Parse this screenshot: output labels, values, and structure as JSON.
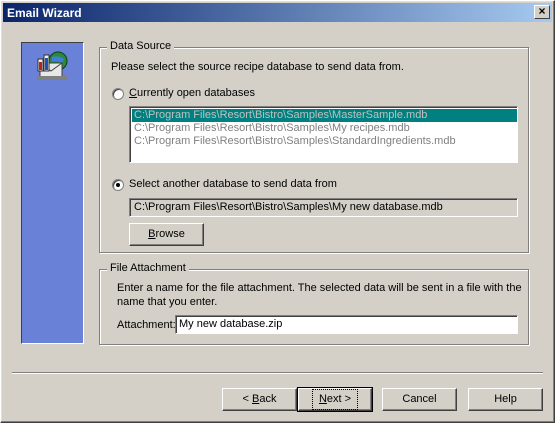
{
  "window": {
    "title": "Email Wizard",
    "close_glyph": "×"
  },
  "icons": {
    "close": "close-icon",
    "wizard": "database-email-icon"
  },
  "data_source": {
    "group_label": "Data Source",
    "instruction": "Please select the source recipe database to send data from.",
    "option_open": {
      "label_pre": "",
      "label_ul": "C",
      "label_post": "urrently open databases",
      "selected": false
    },
    "open_databases": [
      "C:\\Program Files\\Resort\\Bistro\\Samples\\MasterSample.mdb",
      "C:\\Program Files\\Resort\\Bistro\\Samples\\My recipes.mdb",
      "C:\\Program Files\\Resort\\Bistro\\Samples\\StandardIngredients.mdb"
    ],
    "option_other": {
      "label": "Select another database to send data from",
      "selected": true
    },
    "selected_path": "C:\\Program Files\\Resort\\Bistro\\Samples\\My new database.mdb",
    "browse": {
      "ul": "B",
      "rest": "rowse"
    }
  },
  "file_attachment": {
    "group_label": "File Attachment",
    "instruction_line1": "Enter a name for the file attachment.  The selected data will be sent in a file with the",
    "instruction_line2": "name that you enter.",
    "attachment_label": "Attachment:",
    "attachment_value": "My new database.zip"
  },
  "buttons": {
    "back": {
      "pre": "< ",
      "ul": "B",
      "rest": "ack"
    },
    "next": {
      "ul": "N",
      "rest": "ext >"
    },
    "cancel": "Cancel",
    "help": "Help"
  },
  "colors": {
    "title_gradient_start": "#0a246a",
    "title_gradient_end": "#a6caf0",
    "sidebar": "#6a81d8",
    "list_selection": "#008080"
  }
}
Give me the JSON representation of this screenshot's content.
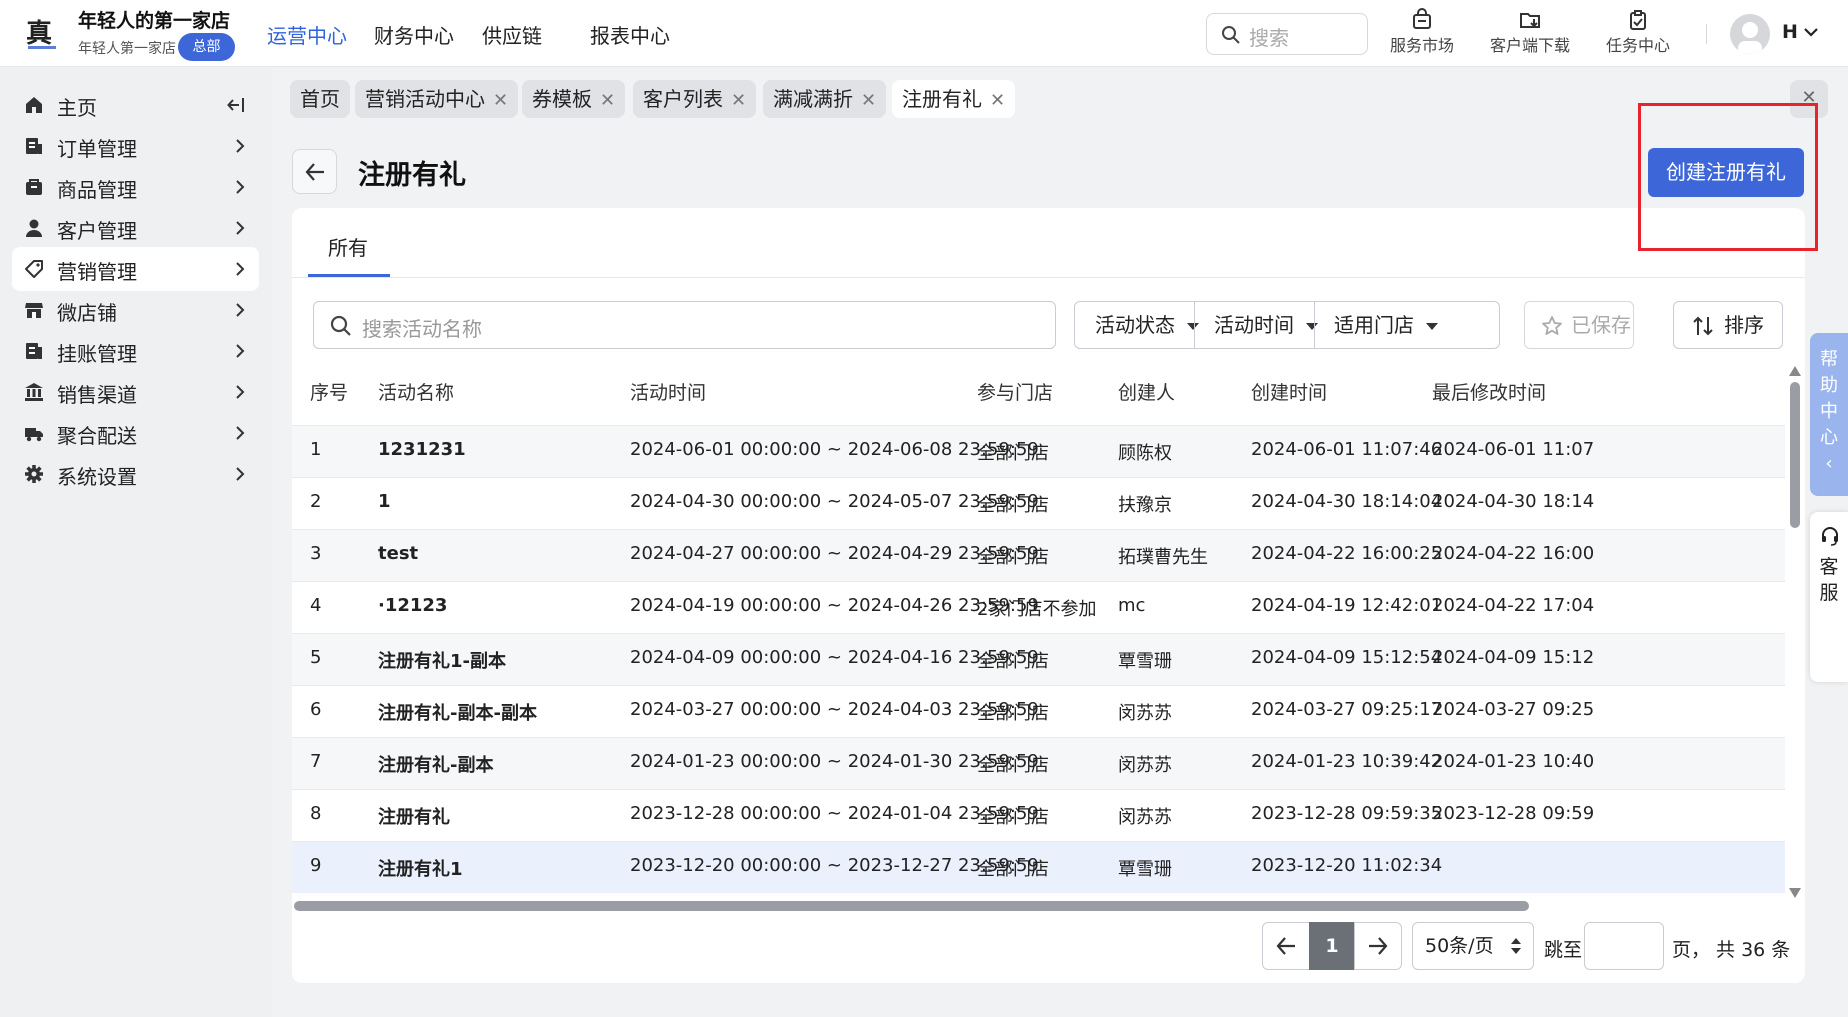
{
  "header": {
    "store_name": "年轻人的第一家店",
    "store_sub": "年轻人第一家店",
    "badge": "总部",
    "nav": [
      "运营中心",
      "财务中心",
      "供应链",
      "报表中心"
    ],
    "active_nav": "运营中心",
    "search_placeholder": "搜索",
    "tools": [
      "服务市场",
      "客户端下载",
      "任务中心"
    ],
    "user_initial": "H"
  },
  "sidebar": {
    "items": [
      {
        "label": "主页",
        "icon": "home-icon"
      },
      {
        "label": "订单管理",
        "icon": "order-icon"
      },
      {
        "label": "商品管理",
        "icon": "product-icon"
      },
      {
        "label": "客户管理",
        "icon": "customer-icon"
      },
      {
        "label": "营销管理",
        "icon": "tag-icon"
      },
      {
        "label": "微店铺",
        "icon": "store-icon"
      },
      {
        "label": "挂账管理",
        "icon": "ledger-icon"
      },
      {
        "label": "销售渠道",
        "icon": "channel-icon"
      },
      {
        "label": "聚合配送",
        "icon": "truck-icon"
      },
      {
        "label": "系统设置",
        "icon": "gear-icon"
      }
    ],
    "active_index": 4
  },
  "tabs": [
    {
      "label": "首页",
      "closable": false
    },
    {
      "label": "营销活动中心",
      "closable": true
    },
    {
      "label": "券模板",
      "closable": true
    },
    {
      "label": "客户列表",
      "closable": true
    },
    {
      "label": "满减满折",
      "closable": true
    },
    {
      "label": "注册有礼",
      "closable": true
    }
  ],
  "page": {
    "title": "注册有礼",
    "create_button": "创建注册有礼",
    "card_tab": "所有",
    "search_placeholder": "搜索活动名称",
    "filters": [
      "活动状态",
      "活动时间",
      "适用门店"
    ],
    "saved_label": "已保存",
    "sort_label": "排序"
  },
  "table": {
    "headers": [
      "序号",
      "活动名称",
      "活动时间",
      "参与门店",
      "创建人",
      "创建时间",
      "最后修改时间"
    ],
    "rows": [
      [
        "1",
        "1231231",
        "2024-06-01 00:00:00 ~ 2024-06-08 23:59:59",
        "全部门店",
        "顾陈权",
        "2024-06-01 11:07:46",
        "2024-06-01 11:07"
      ],
      [
        "2",
        "1",
        "2024-04-30 00:00:00 ~ 2024-05-07 23:59:59",
        "全部门店",
        "扶豫京",
        "2024-04-30 18:14:04",
        "2024-04-30 18:14"
      ],
      [
        "3",
        "test",
        "2024-04-27 00:00:00 ~ 2024-04-29 23:59:59",
        "全部门店",
        "拓璞曹先生",
        "2024-04-22 16:00:25",
        "2024-04-22 16:00"
      ],
      [
        "4",
        "·12123",
        "2024-04-19 00:00:00 ~ 2024-04-26 23:59:59",
        "2家门店不参加",
        "mc",
        "2024-04-19 12:42:01",
        "2024-04-22 17:04"
      ],
      [
        "5",
        "注册有礼1-副本",
        "2024-04-09 00:00:00 ~ 2024-04-16 23:59:59",
        "全部门店",
        "覃雪珊",
        "2024-04-09 15:12:54",
        "2024-04-09 15:12"
      ],
      [
        "6",
        "注册有礼-副本-副本",
        "2024-03-27 00:00:00 ~ 2024-04-03 23:59:59",
        "全部门店",
        "闵苏苏",
        "2024-03-27 09:25:17",
        "2024-03-27 09:25"
      ],
      [
        "7",
        "注册有礼-副本",
        "2024-01-23 00:00:00 ~ 2024-01-30 23:59:59",
        "全部门店",
        "闵苏苏",
        "2024-01-23 10:39:42",
        "2024-01-23 10:40"
      ],
      [
        "8",
        "注册有礼",
        "2023-12-28 00:00:00 ~ 2024-01-04 23:59:59",
        "全部门店",
        "闵苏苏",
        "2023-12-28 09:59:35",
        "2023-12-28 09:59"
      ],
      [
        "9",
        "注册有礼1",
        "2023-12-20 00:00:00 ~ 2023-12-27 23:59:59",
        "全部门店",
        "覃雪珊",
        "2023-12-20 11:02:34",
        ""
      ]
    ]
  },
  "pagination": {
    "current": "1",
    "page_size": "50条/页",
    "jump_label": "跳至",
    "total_label": "页，  共 36 条"
  },
  "floating": {
    "help": [
      "帮",
      "助",
      "中",
      "心"
    ],
    "service": [
      "客",
      "服"
    ]
  },
  "colors": {
    "accent": "#3d67d9",
    "highlight": "#e8232b"
  }
}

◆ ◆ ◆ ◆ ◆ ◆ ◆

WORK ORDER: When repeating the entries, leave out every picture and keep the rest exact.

TASK SOLUTION:
Parse this screenshot: output labels, values, and structure as JSON.
{
  "window": {
    "title": "Email Wizard",
    "close_glyph": "×"
  },
  "icons": {
    "close": "close-icon",
    "wizard": "database-email-icon"
  },
  "data_source": {
    "group_label": "Data Source",
    "instruction": "Please select the source recipe database to send data from.",
    "option_open": {
      "label_pre": "",
      "label_ul": "C",
      "label_post": "urrently open databases",
      "selected": false
    },
    "open_databases": [
      "C:\\Program Files\\Resort\\Bistro\\Samples\\MasterSample.mdb",
      "C:\\Program Files\\Resort\\Bistro\\Samples\\My recipes.mdb",
      "C:\\Program Files\\Resort\\Bistro\\Samples\\StandardIngredients.mdb"
    ],
    "option_other": {
      "label": "Select another database to send data from",
      "selected": true
    },
    "selected_path": "C:\\Program Files\\Resort\\Bistro\\Samples\\My new database.mdb",
    "browse": {
      "ul": "B",
      "rest": "rowse"
    }
  },
  "file_attachment": {
    "group_label": "File Attachment",
    "instruction_line1": "Enter a name for the file attachment.  The selected data will be sent in a file with the",
    "instruction_line2": "name that you enter.",
    "attachment_label": "Attachment:",
    "attachment_value": "My new database.zip"
  },
  "buttons": {
    "back": {
      "pre": "< ",
      "ul": "B",
      "rest": "ack"
    },
    "next": {
      "ul": "N",
      "rest": "ext >"
    },
    "cancel": "Cancel",
    "help": "Help"
  },
  "colors": {
    "title_gradient_start": "#0a246a",
    "title_gradient_end": "#a6caf0",
    "sidebar": "#6a81d8",
    "list_selection": "#008080"
  }
}
Give me the JSON representation of this screenshot's content.
{
  "header": {
    "store_name": "年轻人的第一家店",
    "store_sub": "年轻人第一家店",
    "badge": "总部",
    "nav": [
      "运营中心",
      "财务中心",
      "供应链",
      "报表中心"
    ],
    "active_nav": "运营中心",
    "search_placeholder": "搜索",
    "tools": [
      "服务市场",
      "客户端下载",
      "任务中心"
    ],
    "user_initial": "H"
  },
  "sidebar": {
    "items": [
      {
        "label": "主页",
        "icon": "home-icon"
      },
      {
        "label": "订单管理",
        "icon": "order-icon"
      },
      {
        "label": "商品管理",
        "icon": "product-icon"
      },
      {
        "label": "客户管理",
        "icon": "customer-icon"
      },
      {
        "label": "营销管理",
        "icon": "tag-icon"
      },
      {
        "label": "微店铺",
        "icon": "store-icon"
      },
      {
        "label": "挂账管理",
        "icon": "ledger-icon"
      },
      {
        "label": "销售渠道",
        "icon": "channel-icon"
      },
      {
        "label": "聚合配送",
        "icon": "truck-icon"
      },
      {
        "label": "系统设置",
        "icon": "gear-icon"
      }
    ],
    "active_index": 4
  },
  "tabs": [
    {
      "label": "首页",
      "closable": false
    },
    {
      "label": "营销活动中心",
      "closable": true
    },
    {
      "label": "券模板",
      "closable": true
    },
    {
      "label": "客户列表",
      "closable": true
    },
    {
      "label": "满减满折",
      "closable": true
    },
    {
      "label": "注册有礼",
      "closable": true
    }
  ],
  "page": {
    "title": "注册有礼",
    "create_button": "创建注册有礼",
    "card_tab": "所有",
    "search_placeholder": "搜索活动名称",
    "filters": [
      "活动状态",
      "活动时间",
      "适用门店"
    ],
    "saved_label": "已保存",
    "sort_label": "排序"
  },
  "table": {
    "headers": [
      "序号",
      "活动名称",
      "活动时间",
      "参与门店",
      "创建人",
      "创建时间",
      "最后修改时间"
    ],
    "rows": [
      [
        "1",
        "1231231",
        "2024-06-01 00:00:00 ~ 2024-06-08 23:59:59",
        "全部门店",
        "顾陈权",
        "2024-06-01 11:07:46",
        "2024-06-01 11:07"
      ],
      [
        "2",
        "1",
        "2024-04-30 00:00:00 ~ 2024-05-07 23:59:59",
        "全部门店",
        "扶豫京",
        "2024-04-30 18:14:04",
        "2024-04-30 18:14"
      ],
      [
        "3",
        "test",
        "2024-04-27 00:00:00 ~ 2024-04-29 23:59:59",
        "全部门店",
        "拓璞曹先生",
        "2024-04-22 16:00:25",
        "2024-04-22 16:00"
      ],
      [
        "4",
        "·12123",
        "2024-04-19 00:00:00 ~ 2024-04-26 23:59:59",
        "2家门店不参加",
        "mc",
        "2024-04-19 12:42:01",
        "2024-04-22 17:04"
      ],
      [
        "5",
        "注册有礼1-副本",
        "2024-04-09 00:00:00 ~ 2024-04-16 23:59:59",
        "全部门店",
        "覃雪珊",
        "2024-04-09 15:12:54",
        "2024-04-09 15:12"
      ],
      [
        "6",
        "注册有礼-副本-副本",
        "2024-03-27 00:00:00 ~ 2024-04-03 23:59:59",
        "全部门店",
        "闵苏苏",
        "2024-03-27 09:25:17",
        "2024-03-27 09:25"
      ],
      [
        "7",
        "注册有礼-副本",
        "2024-01-23 00:00:00 ~ 2024-01-30 23:59:59",
        "全部门店",
        "闵苏苏",
        "2024-01-23 10:39:42",
        "2024-01-23 10:40"
      ],
      [
        "8",
        "注册有礼",
        "2023-12-28 00:00:00 ~ 2024-01-04 23:59:59",
        "全部门店",
        "闵苏苏",
        "2023-12-28 09:59:35",
        "2023-12-28 09:59"
      ],
      [
        "9",
        "注册有礼1",
        "2023-12-20 00:00:00 ~ 2023-12-27 23:59:59",
        "全部门店",
        "覃雪珊",
        "2023-12-20 11:02:34",
        ""
      ]
    ]
  },
  "pagination": {
    "current": "1",
    "page_size": "50条/页",
    "jump_label": "跳至",
    "total_label": "页，  共 36 条"
  },
  "floating": {
    "help": [
      "帮",
      "助",
      "中",
      "心"
    ],
    "service": [
      "客",
      "服"
    ]
  },
  "colors": {
    "accent": "#3d67d9",
    "highlight": "#e8232b"
  }
}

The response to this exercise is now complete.